“There are opportunities,” Smith replied. “I think we will continue to see a healthy product line. At the same time we are still looking for opportunities to make the airplane more efficient in the operating cost perspective.”
That was it.
This raised more questions than the one that was answered:
Aug. 18, 2015, (c) Leeham Co. The US Air Force should not proceed with a decision giving Boeing the go-ahead for low-rate production on the KC-46A tanker “before it has adequate knowledge that
the KC-46A can perform its aerial refueling mission,” the Government Accountability Office said in an April report.

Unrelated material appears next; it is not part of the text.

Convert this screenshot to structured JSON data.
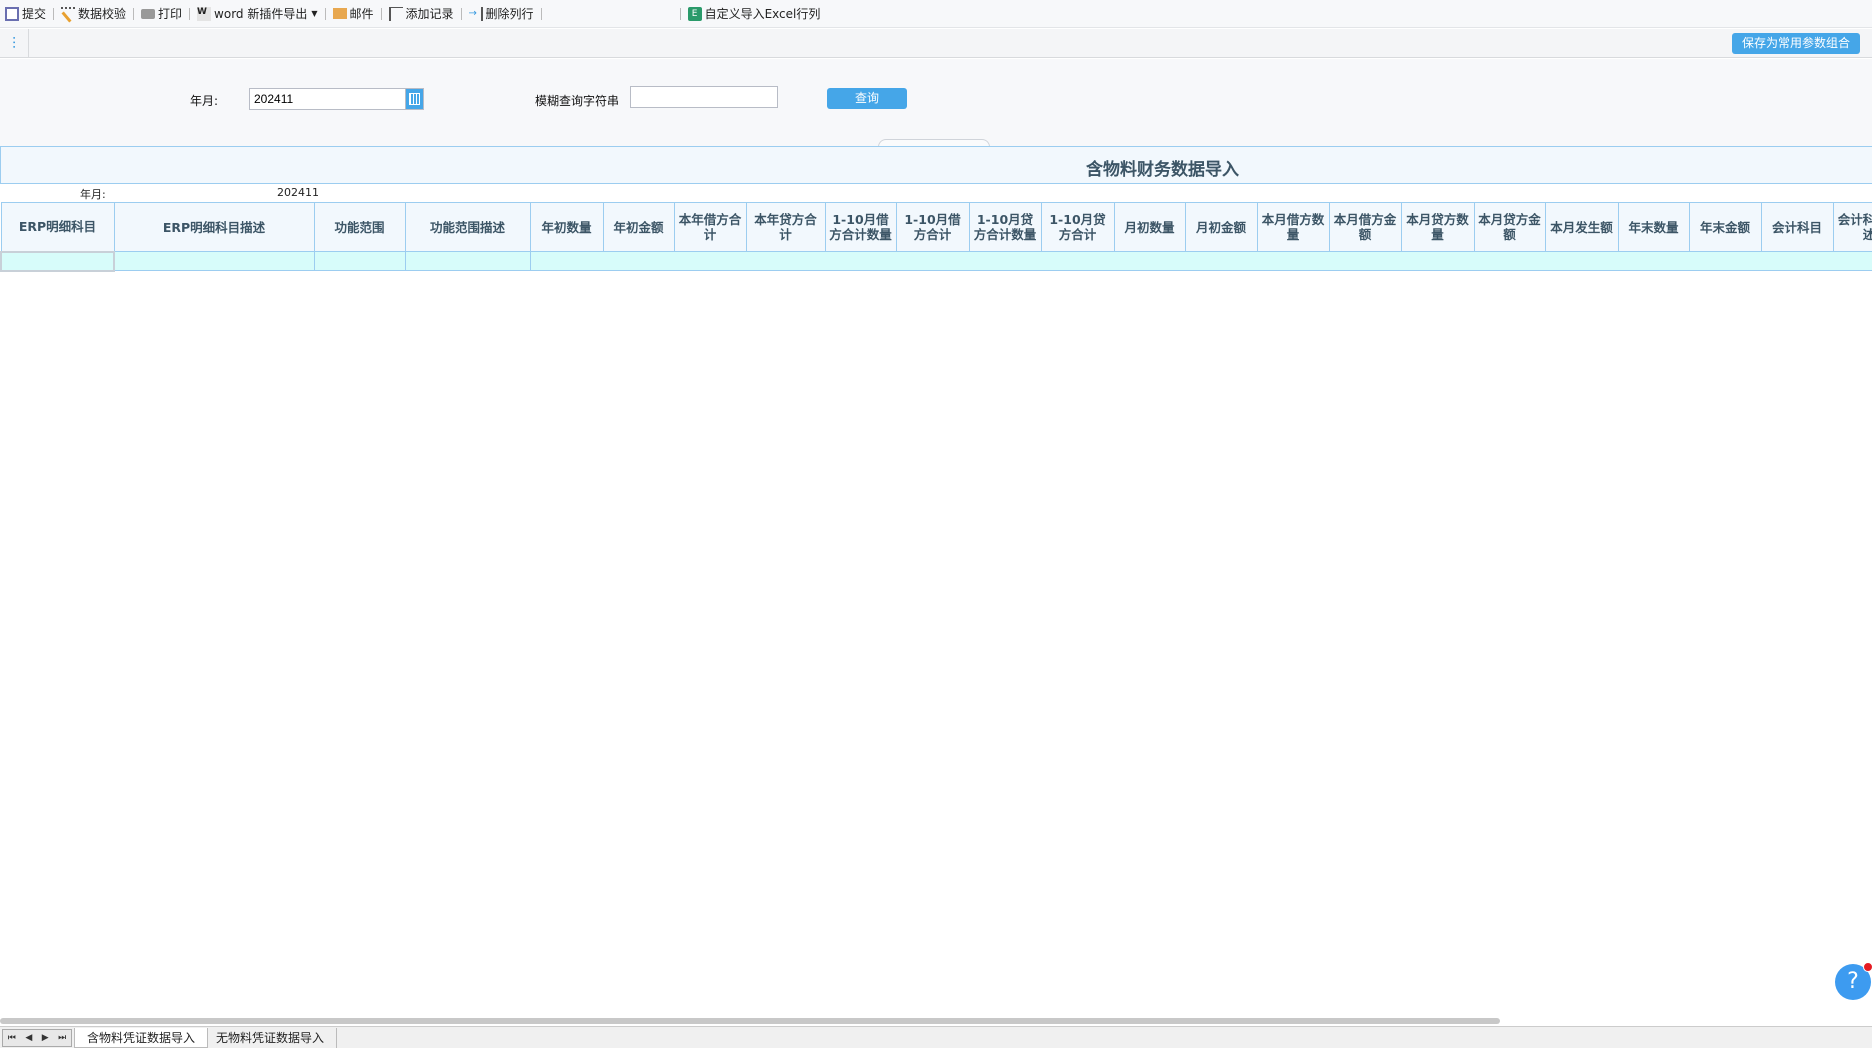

This was before the latest delays, the impact of which remains undetermined, resulting from Boeing inserting the wrong chemical through a test KC-46A’s fueling system. The Seattle Times reported a vendor mislabeled the chemical. Boeing had already eaten up development margin in the timeline. When the GAO issued its April report, one of its periodic reviews of the program, the flight testing schedule had already been compressed to a mere three months before the low-rate production decision is due in October.
The flight testing is already running eight months behind schedule.
“Boeing is at risk of not meeting the entrance criteria needed to support the projected October 2015 low-rate production decision,” the GAO wrote in April, “and will have less knowledge about the reliability of the aircraft than originally planned. The small schedule margin that was built into the program has eroded….”
Aug. 17, 2015 (c) Leeham Co: Sometimes I never know what’s going to exercise readers. Sometimes it’s obvious. Last week it wasn’t.
Our post last week about the formidable challenges still facing Bombardier for the CSeries brought some surprising reaction, particularly on Twitter. And I didn’t see it coming.
The story was behind the paywall, but Canada’s National Post saw the public portion and called to get more information. The Post published some comments from an interview and with permission recreated a chart that was behind the paywall.
We’ve been doing risk assessments of “skyline” quality for a couple of years now, including Bombardier, which is why the reaction to last week’s post came as a surprise.
Our risk assessment has taken a couple of forms. For Bombardier, it’s a Green-Yellow-Red assessment, the meaning of which really doesn’t mean any explanation for anyone who drives a car or, in the aerospace industry, has ever seen Boeing’s Green-Yellow-Red assessment of access to aircraft financing it does every year.
The other symbolic method we use is nautical: Storm Warning Flags, looking at the top 10 narrow- and wide-body customers of Airbus and Boeing and raising a Storm Warning Flag about how solid the order is. We do this annually and the most recent time for Airbus and Boeing customers is here, also behind our paywall.